“When we committed to expanding our transit system with this project, we made a promise to maximize this investment for everyone in the community,” said TriMet General Manager Neil McFarlane. “We are delivering on that promise beyond just growing our transit system. This project has been an economic catalyst that has helped grow our economy and all communities along the way.”

TriMet’s award-winning DBE program promotes a level playing field, removes barriers and increases contracting opportunities for people of color and women in both the professional and construction fields.  

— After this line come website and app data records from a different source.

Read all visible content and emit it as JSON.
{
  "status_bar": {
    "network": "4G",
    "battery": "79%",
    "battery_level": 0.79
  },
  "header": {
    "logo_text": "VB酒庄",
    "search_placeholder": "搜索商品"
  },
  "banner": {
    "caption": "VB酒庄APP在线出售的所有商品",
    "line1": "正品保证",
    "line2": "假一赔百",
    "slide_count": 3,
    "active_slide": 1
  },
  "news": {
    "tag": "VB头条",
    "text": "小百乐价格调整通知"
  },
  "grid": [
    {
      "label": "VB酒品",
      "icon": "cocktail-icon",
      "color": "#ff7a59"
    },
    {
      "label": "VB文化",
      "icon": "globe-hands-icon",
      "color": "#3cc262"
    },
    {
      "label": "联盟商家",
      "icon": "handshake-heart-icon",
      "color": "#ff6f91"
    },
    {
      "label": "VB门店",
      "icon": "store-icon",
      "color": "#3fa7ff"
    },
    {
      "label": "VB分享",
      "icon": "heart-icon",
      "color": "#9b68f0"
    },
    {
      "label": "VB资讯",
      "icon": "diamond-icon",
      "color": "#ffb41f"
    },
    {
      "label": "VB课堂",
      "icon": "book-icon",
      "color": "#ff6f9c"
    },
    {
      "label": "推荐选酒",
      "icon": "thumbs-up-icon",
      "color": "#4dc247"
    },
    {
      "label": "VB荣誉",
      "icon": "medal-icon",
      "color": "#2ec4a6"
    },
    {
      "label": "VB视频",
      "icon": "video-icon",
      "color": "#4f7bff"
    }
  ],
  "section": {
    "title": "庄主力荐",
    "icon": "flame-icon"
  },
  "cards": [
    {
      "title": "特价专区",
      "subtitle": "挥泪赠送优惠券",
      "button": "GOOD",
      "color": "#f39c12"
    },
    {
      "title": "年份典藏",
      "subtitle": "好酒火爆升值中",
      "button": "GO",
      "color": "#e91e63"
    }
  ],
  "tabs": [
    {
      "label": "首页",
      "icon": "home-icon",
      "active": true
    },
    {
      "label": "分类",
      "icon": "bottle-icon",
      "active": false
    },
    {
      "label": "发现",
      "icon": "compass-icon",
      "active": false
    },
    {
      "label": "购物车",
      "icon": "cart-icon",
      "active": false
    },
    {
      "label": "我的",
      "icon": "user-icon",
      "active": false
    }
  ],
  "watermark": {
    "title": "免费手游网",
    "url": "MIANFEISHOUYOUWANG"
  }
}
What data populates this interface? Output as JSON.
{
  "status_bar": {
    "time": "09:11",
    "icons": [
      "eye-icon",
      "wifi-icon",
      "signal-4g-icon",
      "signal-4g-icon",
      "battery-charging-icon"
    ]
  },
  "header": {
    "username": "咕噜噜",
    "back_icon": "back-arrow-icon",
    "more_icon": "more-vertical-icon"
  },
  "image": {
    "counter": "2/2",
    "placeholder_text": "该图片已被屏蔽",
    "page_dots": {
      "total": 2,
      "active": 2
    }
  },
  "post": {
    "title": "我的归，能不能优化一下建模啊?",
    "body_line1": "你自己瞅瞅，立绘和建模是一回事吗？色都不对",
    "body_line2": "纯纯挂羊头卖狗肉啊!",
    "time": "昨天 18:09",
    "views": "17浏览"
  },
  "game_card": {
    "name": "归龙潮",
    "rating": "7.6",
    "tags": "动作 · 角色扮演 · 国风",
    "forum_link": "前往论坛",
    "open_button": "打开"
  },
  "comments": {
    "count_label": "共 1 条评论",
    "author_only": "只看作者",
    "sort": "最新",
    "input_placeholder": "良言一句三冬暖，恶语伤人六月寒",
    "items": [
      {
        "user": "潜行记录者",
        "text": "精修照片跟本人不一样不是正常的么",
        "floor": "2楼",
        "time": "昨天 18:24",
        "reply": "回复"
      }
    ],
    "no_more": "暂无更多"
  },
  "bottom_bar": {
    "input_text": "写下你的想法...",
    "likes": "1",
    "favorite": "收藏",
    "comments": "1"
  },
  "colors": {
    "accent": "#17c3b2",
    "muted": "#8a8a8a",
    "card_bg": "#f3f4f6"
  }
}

Jobs now, jobs for the future
The light rail project is also bringing family-wage jobs to more of the region’s residents. Twenty-five percent of the construction jobs are held by people of color and over 17 percent by apprentices. With this influx of new labor, the DBE program is not only providing jobs now, but creating the workforce of the future.

TriMet created its innovative award-winning DBE program back in 2000 when it was getting ready to build the Interstate MAX Yellow Line project. The community had concerns that past projects didn’t provide enough local opportunities. TriMet delivered $36 million in contracts for that project; $62 million for the MAX Green Line, and now topping $170 million for the Portland-Milwaukie project. These successes have made TriMet’s DBE program a model for the nation.

“Inclusive contracting is part of how we do business, and our prime contractors embrace that same vision to make sure DBE firms have a shot at these contracts,” said TriMet Executive Director of Capital Projects Dan Blocher.

2014 DBE Champion of the Year – Individual Award
Dr. T. Allen Bethel was the first recipient of the agency’s DBE Champion of the Year Award last year due to his unwavering commitment to DBE advancement, as a community activist and a member of TriMet’s board of directors. Dr. Bethel announced that Daryle Low of Hoffman Construction was selected for the 2014 DBE Champion of the Year Award. Dr. Bethel noted that Low, who is a project manager for Hoffman “has helped strengthen the capacity of small businesses and achieved more than 30 percent DBE participation while building General Contractor capacity for a DBE firm.”

2014 DBE Champion of the Year – Organization Award
Dr. Bethel announced that Prime Contractor Stacy and Witbeck was selected as the DBE Champion of the Year Organization Award. Dr. Bethel said that Stacy and Witbeck’s commitment to inclusive contracting is “part of its DNA. They’ve consistently identified new opportunities for small firms and have mentored and helped build capacities of these firms.” Stacy and Witbeck has achieved more than 22 percent DBE participation on the light rail project.

Tilikum Crossing lights up the sky!
During the awards celebration, the nearby aesthetic lighting test for the Tilikum Crossing, Bridge of the People began. DBE firm O’Neill Electric Inc. installed the lighting and electrical components as part of the Portland-Milwaukie Light Rail Transit Project’s Public Art Program.

The light rail project is on time and on budget and set for its Sept. 2015 opening.

About the Portland-Milwaukie Light Rail Transit Project
The 7.3-mile project is the region’s sixth MAX construction project and will improve transit in this corridor that extends from the terminus of the MAX Green and Yellow lines at Portland State University in Downtown Portland to South Waterfront, SE Portland, Milwaukie and North Clackamas County. About the project:

  • 7.3 miles
  • 10 stations
  • The first of its kind multi-modal bridge in the U.S. will carry light rail and streetcar trains, buses, bicyclists and pedestrians, but no private vehicles.
  • Opens Saturday, Sept. 12, 2015
  • Expands the MAX system to 60 miles and 97 stations  

Project partners
The Federal Transit Administration, State of Oregon, Clackamas County, Metro, City of Milwaukie, Multnomah County, City of Oregon City, Oregon Department of Transportation, City of Portland, Portland Development Commission and TriMet.